Find the word "letters" below. Copy each line that has it.

--- RAW DATA ---

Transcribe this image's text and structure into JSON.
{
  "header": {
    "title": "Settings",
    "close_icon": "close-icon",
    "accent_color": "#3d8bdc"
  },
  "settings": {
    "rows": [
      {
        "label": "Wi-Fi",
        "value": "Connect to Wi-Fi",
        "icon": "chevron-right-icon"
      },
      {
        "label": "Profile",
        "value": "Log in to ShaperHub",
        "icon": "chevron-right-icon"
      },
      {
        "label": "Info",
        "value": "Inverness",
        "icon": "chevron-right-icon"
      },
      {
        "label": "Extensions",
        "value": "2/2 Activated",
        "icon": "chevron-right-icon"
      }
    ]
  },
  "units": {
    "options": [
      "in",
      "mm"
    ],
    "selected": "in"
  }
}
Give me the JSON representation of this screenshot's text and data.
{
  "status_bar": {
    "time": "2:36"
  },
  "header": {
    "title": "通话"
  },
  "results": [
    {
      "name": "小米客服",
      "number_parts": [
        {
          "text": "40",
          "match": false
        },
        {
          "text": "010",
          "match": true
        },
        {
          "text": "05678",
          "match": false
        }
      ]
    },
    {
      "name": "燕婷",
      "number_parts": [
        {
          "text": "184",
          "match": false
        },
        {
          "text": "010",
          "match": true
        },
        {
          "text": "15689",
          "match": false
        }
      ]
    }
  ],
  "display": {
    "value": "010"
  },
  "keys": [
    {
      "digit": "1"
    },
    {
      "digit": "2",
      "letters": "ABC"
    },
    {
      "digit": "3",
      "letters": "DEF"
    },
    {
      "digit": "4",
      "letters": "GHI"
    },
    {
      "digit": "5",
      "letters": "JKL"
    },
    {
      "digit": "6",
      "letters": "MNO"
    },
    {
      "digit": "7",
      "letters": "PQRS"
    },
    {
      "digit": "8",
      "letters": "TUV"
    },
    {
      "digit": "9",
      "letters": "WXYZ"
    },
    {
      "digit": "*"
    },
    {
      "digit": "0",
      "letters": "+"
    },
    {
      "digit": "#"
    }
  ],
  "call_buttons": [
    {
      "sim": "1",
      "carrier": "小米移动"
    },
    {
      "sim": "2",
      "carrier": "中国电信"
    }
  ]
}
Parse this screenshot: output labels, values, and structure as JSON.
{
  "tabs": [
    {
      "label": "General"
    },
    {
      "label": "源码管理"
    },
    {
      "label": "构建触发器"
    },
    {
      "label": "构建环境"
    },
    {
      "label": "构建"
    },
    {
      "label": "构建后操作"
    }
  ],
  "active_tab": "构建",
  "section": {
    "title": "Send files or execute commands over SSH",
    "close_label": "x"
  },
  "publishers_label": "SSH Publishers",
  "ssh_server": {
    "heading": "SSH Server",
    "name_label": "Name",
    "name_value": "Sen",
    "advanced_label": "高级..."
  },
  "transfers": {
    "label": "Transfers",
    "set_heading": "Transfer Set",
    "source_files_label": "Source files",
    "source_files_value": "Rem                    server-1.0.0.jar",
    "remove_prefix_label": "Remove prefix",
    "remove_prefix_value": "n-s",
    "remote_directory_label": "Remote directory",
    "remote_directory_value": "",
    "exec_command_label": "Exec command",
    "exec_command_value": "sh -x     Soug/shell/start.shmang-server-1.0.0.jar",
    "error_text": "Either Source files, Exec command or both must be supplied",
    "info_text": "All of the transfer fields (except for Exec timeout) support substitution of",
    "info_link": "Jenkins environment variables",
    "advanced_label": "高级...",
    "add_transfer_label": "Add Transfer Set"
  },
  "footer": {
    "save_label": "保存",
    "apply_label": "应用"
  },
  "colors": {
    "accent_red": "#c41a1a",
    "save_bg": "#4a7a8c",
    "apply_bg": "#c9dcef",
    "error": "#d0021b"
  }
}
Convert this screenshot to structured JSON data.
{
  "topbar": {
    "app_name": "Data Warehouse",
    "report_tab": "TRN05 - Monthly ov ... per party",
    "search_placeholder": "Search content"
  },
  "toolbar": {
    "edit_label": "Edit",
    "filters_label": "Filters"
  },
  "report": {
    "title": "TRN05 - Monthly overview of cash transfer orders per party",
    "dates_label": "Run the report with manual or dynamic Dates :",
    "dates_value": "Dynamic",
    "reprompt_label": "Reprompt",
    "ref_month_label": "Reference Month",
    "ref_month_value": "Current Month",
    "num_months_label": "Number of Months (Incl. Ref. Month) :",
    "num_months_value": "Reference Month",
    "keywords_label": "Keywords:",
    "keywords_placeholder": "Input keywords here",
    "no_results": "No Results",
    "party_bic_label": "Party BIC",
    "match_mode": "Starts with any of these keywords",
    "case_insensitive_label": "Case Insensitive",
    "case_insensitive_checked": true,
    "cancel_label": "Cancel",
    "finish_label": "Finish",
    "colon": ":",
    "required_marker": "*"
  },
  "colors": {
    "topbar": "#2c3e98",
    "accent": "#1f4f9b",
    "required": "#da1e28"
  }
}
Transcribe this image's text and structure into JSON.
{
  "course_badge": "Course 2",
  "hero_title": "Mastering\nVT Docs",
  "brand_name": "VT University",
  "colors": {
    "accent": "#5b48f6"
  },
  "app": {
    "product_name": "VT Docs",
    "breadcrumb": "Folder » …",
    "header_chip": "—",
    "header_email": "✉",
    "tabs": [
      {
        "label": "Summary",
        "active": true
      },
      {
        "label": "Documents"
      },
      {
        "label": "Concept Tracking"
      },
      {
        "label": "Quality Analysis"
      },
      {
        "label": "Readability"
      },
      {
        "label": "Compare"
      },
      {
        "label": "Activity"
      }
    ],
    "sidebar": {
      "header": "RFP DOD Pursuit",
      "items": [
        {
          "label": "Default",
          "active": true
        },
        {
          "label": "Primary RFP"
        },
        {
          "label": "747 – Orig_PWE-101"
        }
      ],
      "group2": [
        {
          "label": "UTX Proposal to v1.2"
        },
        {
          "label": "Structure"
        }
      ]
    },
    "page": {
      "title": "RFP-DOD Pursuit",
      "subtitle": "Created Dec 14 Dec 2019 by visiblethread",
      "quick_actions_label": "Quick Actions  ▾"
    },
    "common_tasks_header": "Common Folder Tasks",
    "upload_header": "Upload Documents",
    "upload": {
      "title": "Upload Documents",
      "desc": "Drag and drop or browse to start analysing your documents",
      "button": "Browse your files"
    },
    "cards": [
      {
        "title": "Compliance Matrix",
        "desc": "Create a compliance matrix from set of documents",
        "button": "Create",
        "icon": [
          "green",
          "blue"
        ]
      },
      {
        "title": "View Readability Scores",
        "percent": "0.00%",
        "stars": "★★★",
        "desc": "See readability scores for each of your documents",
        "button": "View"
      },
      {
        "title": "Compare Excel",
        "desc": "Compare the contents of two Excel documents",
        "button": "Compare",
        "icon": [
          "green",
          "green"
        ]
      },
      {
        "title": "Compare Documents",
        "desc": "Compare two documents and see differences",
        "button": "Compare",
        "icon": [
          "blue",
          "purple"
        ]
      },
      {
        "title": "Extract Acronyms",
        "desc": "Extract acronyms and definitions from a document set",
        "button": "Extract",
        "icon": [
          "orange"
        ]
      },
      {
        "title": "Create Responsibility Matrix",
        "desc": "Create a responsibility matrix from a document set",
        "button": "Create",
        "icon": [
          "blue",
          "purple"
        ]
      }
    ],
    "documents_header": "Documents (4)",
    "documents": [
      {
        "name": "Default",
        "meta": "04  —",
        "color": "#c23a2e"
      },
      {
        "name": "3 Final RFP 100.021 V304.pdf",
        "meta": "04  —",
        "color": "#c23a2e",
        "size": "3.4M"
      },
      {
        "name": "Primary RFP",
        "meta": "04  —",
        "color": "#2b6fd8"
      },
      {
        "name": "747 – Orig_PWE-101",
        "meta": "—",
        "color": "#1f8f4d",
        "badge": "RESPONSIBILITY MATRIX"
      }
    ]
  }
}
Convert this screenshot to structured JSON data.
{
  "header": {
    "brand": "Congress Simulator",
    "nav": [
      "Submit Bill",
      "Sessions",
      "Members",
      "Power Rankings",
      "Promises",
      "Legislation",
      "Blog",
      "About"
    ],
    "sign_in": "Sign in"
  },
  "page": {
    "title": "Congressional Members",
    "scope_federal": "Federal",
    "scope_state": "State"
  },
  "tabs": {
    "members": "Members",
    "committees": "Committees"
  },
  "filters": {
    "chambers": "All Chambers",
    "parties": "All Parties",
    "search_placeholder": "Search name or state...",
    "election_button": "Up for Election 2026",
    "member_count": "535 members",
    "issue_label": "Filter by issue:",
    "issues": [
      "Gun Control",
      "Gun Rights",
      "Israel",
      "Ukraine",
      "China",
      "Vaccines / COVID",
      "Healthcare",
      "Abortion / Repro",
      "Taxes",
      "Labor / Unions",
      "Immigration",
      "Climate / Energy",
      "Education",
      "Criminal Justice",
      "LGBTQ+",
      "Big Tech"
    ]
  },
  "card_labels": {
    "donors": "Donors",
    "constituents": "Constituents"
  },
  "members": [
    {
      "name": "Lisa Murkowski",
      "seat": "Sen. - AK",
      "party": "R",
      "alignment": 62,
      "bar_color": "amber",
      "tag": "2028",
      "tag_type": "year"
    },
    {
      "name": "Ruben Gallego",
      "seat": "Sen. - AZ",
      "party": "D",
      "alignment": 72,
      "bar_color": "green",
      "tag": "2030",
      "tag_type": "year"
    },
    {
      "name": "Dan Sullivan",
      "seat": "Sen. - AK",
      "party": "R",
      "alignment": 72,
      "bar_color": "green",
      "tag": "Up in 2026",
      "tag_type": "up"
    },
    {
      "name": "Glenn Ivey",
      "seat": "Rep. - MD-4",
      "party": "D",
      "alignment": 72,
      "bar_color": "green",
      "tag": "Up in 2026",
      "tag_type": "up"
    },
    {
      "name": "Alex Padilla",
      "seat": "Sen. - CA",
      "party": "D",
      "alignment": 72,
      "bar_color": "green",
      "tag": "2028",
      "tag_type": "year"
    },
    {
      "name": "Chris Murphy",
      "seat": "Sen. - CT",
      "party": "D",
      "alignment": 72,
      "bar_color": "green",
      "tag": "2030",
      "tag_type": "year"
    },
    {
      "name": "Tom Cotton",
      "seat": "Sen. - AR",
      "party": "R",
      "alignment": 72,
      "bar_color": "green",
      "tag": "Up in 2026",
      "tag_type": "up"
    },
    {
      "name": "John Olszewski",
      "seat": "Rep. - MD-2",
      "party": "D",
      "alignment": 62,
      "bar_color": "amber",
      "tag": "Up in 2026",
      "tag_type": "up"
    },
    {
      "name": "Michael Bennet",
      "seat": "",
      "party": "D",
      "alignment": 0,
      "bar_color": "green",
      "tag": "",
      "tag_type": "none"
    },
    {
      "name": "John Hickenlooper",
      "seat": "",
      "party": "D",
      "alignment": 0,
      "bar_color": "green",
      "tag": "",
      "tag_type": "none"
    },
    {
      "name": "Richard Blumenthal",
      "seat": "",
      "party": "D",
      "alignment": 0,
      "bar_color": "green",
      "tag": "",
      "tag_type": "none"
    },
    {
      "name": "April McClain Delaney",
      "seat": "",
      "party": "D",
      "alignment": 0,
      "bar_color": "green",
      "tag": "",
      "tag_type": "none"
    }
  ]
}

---

SOLUTION:
      "letters": "ABC"
      "letters": "DEF"
      "letters": "GHI"
      "letters": "JKL"
      "letters": "MNO"
      "letters": "PQRS"
      "letters": "TUV"
      "letters": "WXYZ"
      "letters": "+"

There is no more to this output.